      • Snark, right? Of course it already is “their air.”

        The people who profit from burning sh_t, extracting carbon and basing their lives on burning more of it, already own the right to pollute, to externalize the costs of that into your lungs and mine, your coastline and mine, your tornado alley and mine. They have and have had and will continue to have the clout to warp our collective need for a social structure, “rule of law” and similar frauds included, into a system of laws and regulations and practices that “legalizes” dumping toxins into the common necessities, air, water, economic transactions of all sorts. You know the TPP and TTAP will further “legalize” the theft-by-initial-assignment-of-“right” to the user-uppers. Who individually, can’t say it often enough, have zero personal-threat incentive to do anything but more of the same. Since they are insulated, by “law” and the protections that wealthy indifference can purchase, from any of the consequences of their creation, participation and continuation of “business as usual” to the dead-end point (for us ordinary mopes only: the Few have their escapes — either into comfortable old-age and death, or some Elysium, or like the billionaire longevity projects in the works, link to thedailybeast.com, into cyber-bodies or deep space). Hence they can laugh, all the way to the (offshore) bank, at all us earnest types who maybe care about our surroundings and our “Soylent Green” posterity…

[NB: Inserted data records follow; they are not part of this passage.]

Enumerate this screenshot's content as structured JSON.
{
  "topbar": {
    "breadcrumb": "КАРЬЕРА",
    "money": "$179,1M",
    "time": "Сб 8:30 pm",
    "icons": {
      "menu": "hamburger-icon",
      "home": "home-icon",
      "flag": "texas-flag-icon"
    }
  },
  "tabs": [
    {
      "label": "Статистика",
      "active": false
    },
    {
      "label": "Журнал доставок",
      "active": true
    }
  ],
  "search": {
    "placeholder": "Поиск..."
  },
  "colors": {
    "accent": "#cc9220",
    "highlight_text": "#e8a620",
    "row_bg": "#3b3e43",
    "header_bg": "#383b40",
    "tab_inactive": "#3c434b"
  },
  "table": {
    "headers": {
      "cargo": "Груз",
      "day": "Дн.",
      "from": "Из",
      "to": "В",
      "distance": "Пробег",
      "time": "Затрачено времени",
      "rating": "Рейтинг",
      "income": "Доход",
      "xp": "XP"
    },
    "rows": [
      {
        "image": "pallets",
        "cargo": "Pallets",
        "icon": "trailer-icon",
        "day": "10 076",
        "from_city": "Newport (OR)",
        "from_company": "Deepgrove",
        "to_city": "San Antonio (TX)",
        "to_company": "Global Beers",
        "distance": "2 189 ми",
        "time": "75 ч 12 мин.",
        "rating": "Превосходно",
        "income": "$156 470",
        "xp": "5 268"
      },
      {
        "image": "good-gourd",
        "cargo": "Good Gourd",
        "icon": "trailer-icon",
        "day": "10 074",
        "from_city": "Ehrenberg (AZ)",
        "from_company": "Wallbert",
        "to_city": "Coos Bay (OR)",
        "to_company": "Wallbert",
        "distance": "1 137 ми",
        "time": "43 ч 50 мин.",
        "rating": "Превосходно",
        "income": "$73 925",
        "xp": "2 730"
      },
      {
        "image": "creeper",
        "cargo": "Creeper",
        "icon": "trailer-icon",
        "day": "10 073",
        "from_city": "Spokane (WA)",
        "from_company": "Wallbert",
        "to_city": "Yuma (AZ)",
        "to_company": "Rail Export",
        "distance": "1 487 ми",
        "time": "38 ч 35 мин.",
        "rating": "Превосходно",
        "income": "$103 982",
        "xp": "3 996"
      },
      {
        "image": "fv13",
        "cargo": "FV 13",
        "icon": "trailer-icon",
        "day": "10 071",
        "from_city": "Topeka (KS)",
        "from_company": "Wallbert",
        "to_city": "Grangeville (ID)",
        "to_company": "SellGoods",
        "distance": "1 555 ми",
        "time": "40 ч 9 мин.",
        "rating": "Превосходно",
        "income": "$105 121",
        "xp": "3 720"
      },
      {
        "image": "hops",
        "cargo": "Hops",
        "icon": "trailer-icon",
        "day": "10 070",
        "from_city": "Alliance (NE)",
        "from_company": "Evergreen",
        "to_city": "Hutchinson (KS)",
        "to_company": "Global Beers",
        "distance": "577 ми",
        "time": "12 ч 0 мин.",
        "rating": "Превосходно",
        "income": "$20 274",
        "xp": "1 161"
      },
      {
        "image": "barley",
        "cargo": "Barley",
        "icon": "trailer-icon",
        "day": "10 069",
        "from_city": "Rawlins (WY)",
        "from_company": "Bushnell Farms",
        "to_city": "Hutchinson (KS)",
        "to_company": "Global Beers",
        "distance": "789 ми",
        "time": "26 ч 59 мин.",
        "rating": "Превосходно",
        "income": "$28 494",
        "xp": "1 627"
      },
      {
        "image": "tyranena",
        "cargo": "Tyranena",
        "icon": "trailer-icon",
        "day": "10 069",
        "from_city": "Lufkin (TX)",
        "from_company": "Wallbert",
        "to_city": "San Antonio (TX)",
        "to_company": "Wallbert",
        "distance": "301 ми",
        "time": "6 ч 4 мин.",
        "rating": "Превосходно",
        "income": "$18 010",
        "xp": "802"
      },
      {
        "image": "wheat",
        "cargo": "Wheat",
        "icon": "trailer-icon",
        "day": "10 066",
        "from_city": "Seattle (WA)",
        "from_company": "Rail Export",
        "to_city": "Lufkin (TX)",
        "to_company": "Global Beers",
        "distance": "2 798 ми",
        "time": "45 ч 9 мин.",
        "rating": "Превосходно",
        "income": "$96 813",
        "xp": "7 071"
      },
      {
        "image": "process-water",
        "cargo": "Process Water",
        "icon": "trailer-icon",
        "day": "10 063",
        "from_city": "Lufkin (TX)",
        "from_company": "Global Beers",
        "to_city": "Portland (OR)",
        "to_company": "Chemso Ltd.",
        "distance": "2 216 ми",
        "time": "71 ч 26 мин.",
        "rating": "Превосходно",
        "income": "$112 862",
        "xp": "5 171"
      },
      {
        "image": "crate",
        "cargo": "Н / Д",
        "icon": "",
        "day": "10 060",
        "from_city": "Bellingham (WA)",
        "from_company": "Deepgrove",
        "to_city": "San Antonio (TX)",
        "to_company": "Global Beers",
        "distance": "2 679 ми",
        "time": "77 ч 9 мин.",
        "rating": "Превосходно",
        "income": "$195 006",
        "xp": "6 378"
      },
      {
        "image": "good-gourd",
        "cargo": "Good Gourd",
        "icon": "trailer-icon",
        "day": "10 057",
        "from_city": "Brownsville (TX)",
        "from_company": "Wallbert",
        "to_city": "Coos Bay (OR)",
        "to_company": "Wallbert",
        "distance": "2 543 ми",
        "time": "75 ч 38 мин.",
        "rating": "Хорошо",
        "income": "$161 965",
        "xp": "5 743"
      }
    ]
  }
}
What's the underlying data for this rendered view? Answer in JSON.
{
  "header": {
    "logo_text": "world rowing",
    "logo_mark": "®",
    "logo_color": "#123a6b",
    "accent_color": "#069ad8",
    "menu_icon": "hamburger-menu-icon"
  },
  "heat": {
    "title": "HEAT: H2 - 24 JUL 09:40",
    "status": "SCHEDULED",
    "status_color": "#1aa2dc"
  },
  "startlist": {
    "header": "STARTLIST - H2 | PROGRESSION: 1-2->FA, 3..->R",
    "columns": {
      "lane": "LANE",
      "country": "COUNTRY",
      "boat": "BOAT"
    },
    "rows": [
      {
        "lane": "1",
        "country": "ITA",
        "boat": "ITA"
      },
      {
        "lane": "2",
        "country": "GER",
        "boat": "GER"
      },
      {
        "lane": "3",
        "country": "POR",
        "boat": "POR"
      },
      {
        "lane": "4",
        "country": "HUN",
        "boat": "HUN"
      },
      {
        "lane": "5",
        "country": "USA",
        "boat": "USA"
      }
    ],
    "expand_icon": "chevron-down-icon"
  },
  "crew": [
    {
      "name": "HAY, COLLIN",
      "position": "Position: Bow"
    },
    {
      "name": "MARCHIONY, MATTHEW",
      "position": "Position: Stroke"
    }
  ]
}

        We seem collectively to be wired all wrong, plumbed all wrong, framed all wrong to survive. But a very Few of us will really indulge all their whimsies and senses, link to nytimes.com, behind walls of impunity, at the expense of the rest of us ordinary people who don’t seem to be able to organize to protect ourselves, from the Few and our own predilections and impulses…

  6. If part of the US-China deal involved bringing in massive amounts of Chinese solar panels, that would do something, but it would cause Congress to scream bloody murder. Besides, the factories themselves would produce more pollution than an American factory producing the same panels.

    In fact, much of China’s emissions are the result of making cheap junk to sell to Americans that will have to be replaced in a few months by other cheap junk. But then, much of America’s emissions are enabled by China buying dollars to prop up their value and keep us buying cheap junk. You have to go after the problem there, but a war would actually be the fastest way to end trade between the US and China.

  7. Okay, so we all understand that the handshake between China and President Obama was too little, too late and basically irrelevant. Plus, we’ve elected ourselves a Congress that will never, ever come to grips with global warming. Good work, USA! Better start looking for that wormhole out near Jupiter.

    However, I’d prefer to think that this do-almost-nothing agreement is AT LEAST a start, a breaking of the logjam the US has imposed on its political system. For one thing, it’s making our new Republican Congress go crazy (-er?): for years they’d been saying that the US cannot and will not lift a finger unless China (and India) go first. Now, they’ll need to harp on India and try to affirmatively block the legal authorization that the Preident already has to implement changes in environmental policy. It’s really a shame that this agreement didn’t materialize a month before the election; maybe a few Dems would have voted. Today’s Democrats just don’t “do” politics, I guess. Or the Republican undercover foreign policy team got to China first, as they did with Vietnam and Iran.

    But, getting back to the mandatory pessimism. The article cites all kinds of carbon emission figures — where did they come from? Are they calculated, based on US fossil fuel consumption? If so, there is NO accounting for the vast clouds of lost natural gas that we now know are emitted from fracking and other petroleum production sites, and hover over them like a deadly greenhouse shroud. The US isn’t decreasing its emissions; it’s boosting its greenhouse effect exponentially. We may cut back on coal and petroleum USAGE, but if we keep releasing methane at increasing rates, we’re just kidding the Chinese and rest of the world.

  8. The patient is dying!! Quick, bring in more administrators and insurance executives!!!

Comments are closed.